The CNMV warned that investing in the cryptocurrency market entails “high risk” due to a speculative component. They established that collective investment institutions will be able to have exposure to Bitcoin and other cryptocurrencies through derivatives.
In recent days, the National Securities Market Commission (CNMV) of Spain authorized funds from that country to invest in Bitcoin. However, the agency warns that this is a market that involves many risks.
A document that the CNMV published on May 7th indicates that the investments will have the approval of the agency. To this end, there must be a daily negotiation “to determine the market price from the sale and purchase operations that third parties conduct.”
As there is no underlying limitation, the Spanish regulator also made decisions on collective investment institutions (IIC). They established that the latter will be able to have exposure to Bitcoin and other cryptocurrencies through derivatives.
That will only be possible if “the settlement of the derivative does not mean delivering the cryptocurrency.” However, the text highlights that “it is only possible for these IICs to trade with professional investors.”
The Commission said that IICs may not invest in funds that “do not include an embedded derivative.” In that way, they refer to traded commodity exchanges (ETC), a variation of ETFs that replicate the behavior of a commodity. Likewise, they mention traded note exchanges (ETNs), which offer another form of investment similar to that of a listed fund, but assuming the additional risk of the issuer.
The CNMV Considers that Investing in Bitcoin Entails High Risk
Despite authorizing investments in cryptocurrencies, the CNMV warns that investments in that market are “highly risky.” They argue that the prices of crypto assets have a “high speculative component.”
On the one hand, they note that the key investor information (DFI) document should mention exposure to cryptocurrencies. On the other hand, they warn about the “risks that this may involve, including specific risks to their price formation.”
There is suspicion on the part of the Spanish authorities regarding cryptocurrencies such as Bitcoin, which they have repeatedly demonstrated. At the end of January, the Bank of Spain said that Bitcoin and other cryptocurrencies present themselves as an alternative to money. However, they warned that “[cryptocurrencies] do not have the support of a central bank or another public authority.”

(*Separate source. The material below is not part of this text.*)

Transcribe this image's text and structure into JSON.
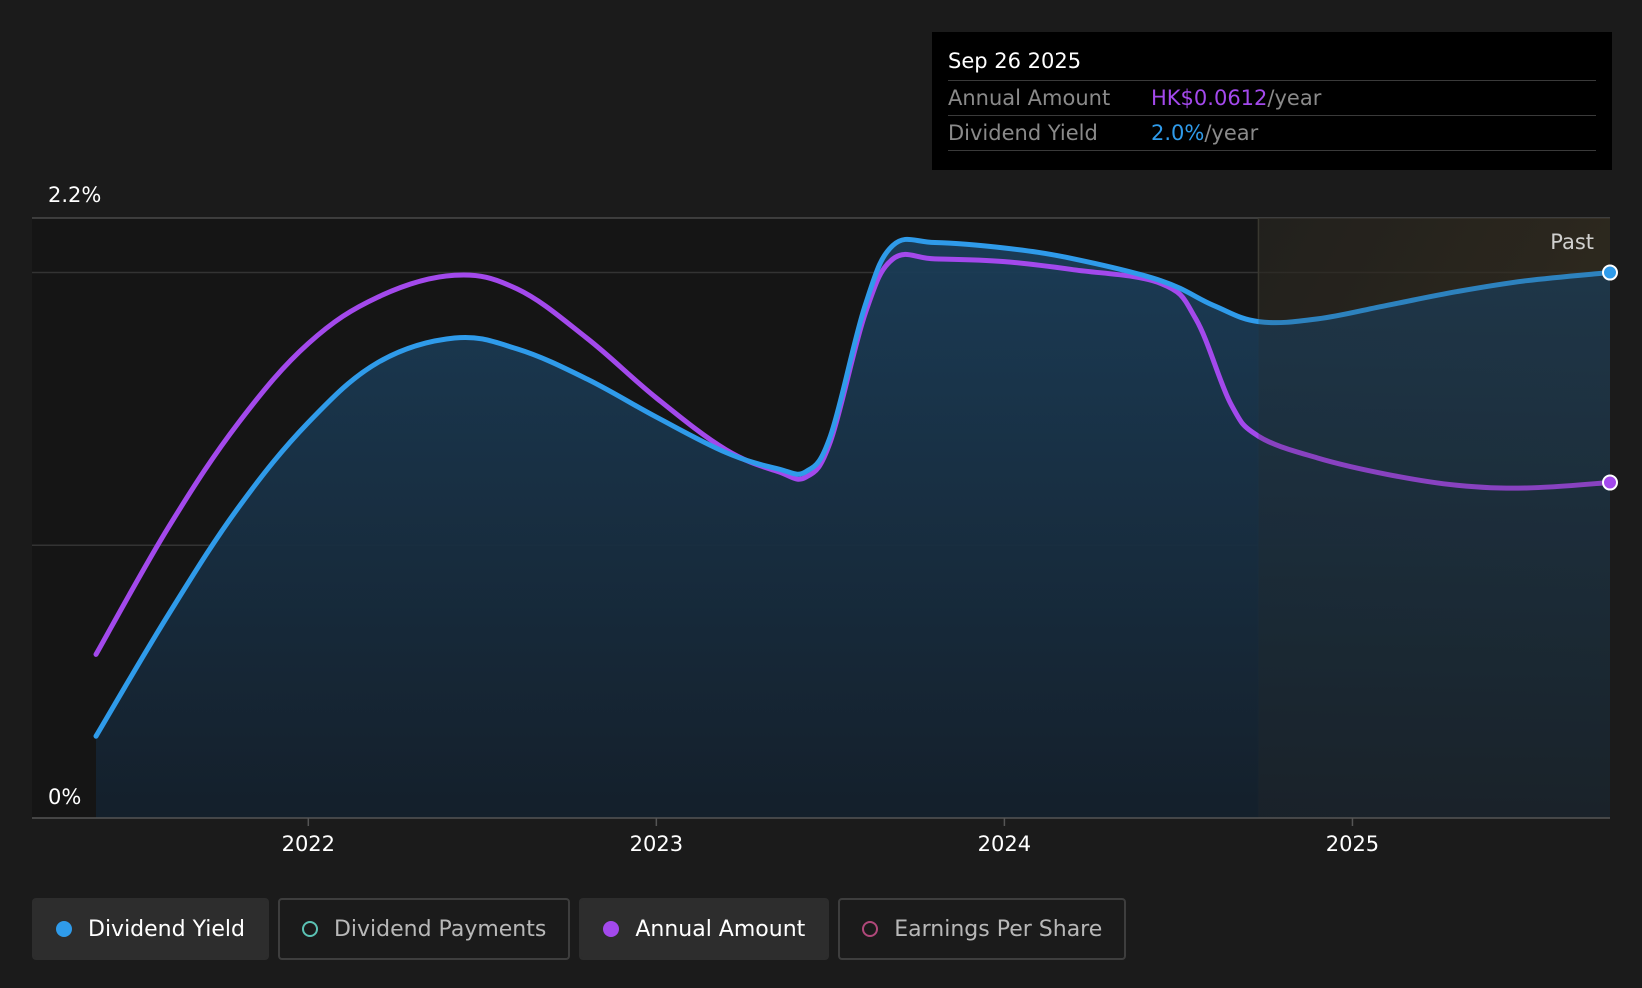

The financial institution stated that price changes are not “always transparent”, so it is possible to “manipulate” them. This also happens among regulators in other countries like the United States and China, whose regulators are against decentralized cryptocurrencies.
The Commission Consults Spaniards about the Advertising of Bitcoin
The National Securities Market Commission (CNMV) of Spain has announced the possible risks of investing in Bitcoin and other cryptocurrencies. Likewise, they have set their sights on the advertising of Bitcoin in the European country.
In April, the agency initiated a round of public consultations to regulate the advertising of Bitcoin and other cryptocurrencies in Spain. They directed the initiative at professionals in the sector, consumers, and investors.
By Alexander Salazar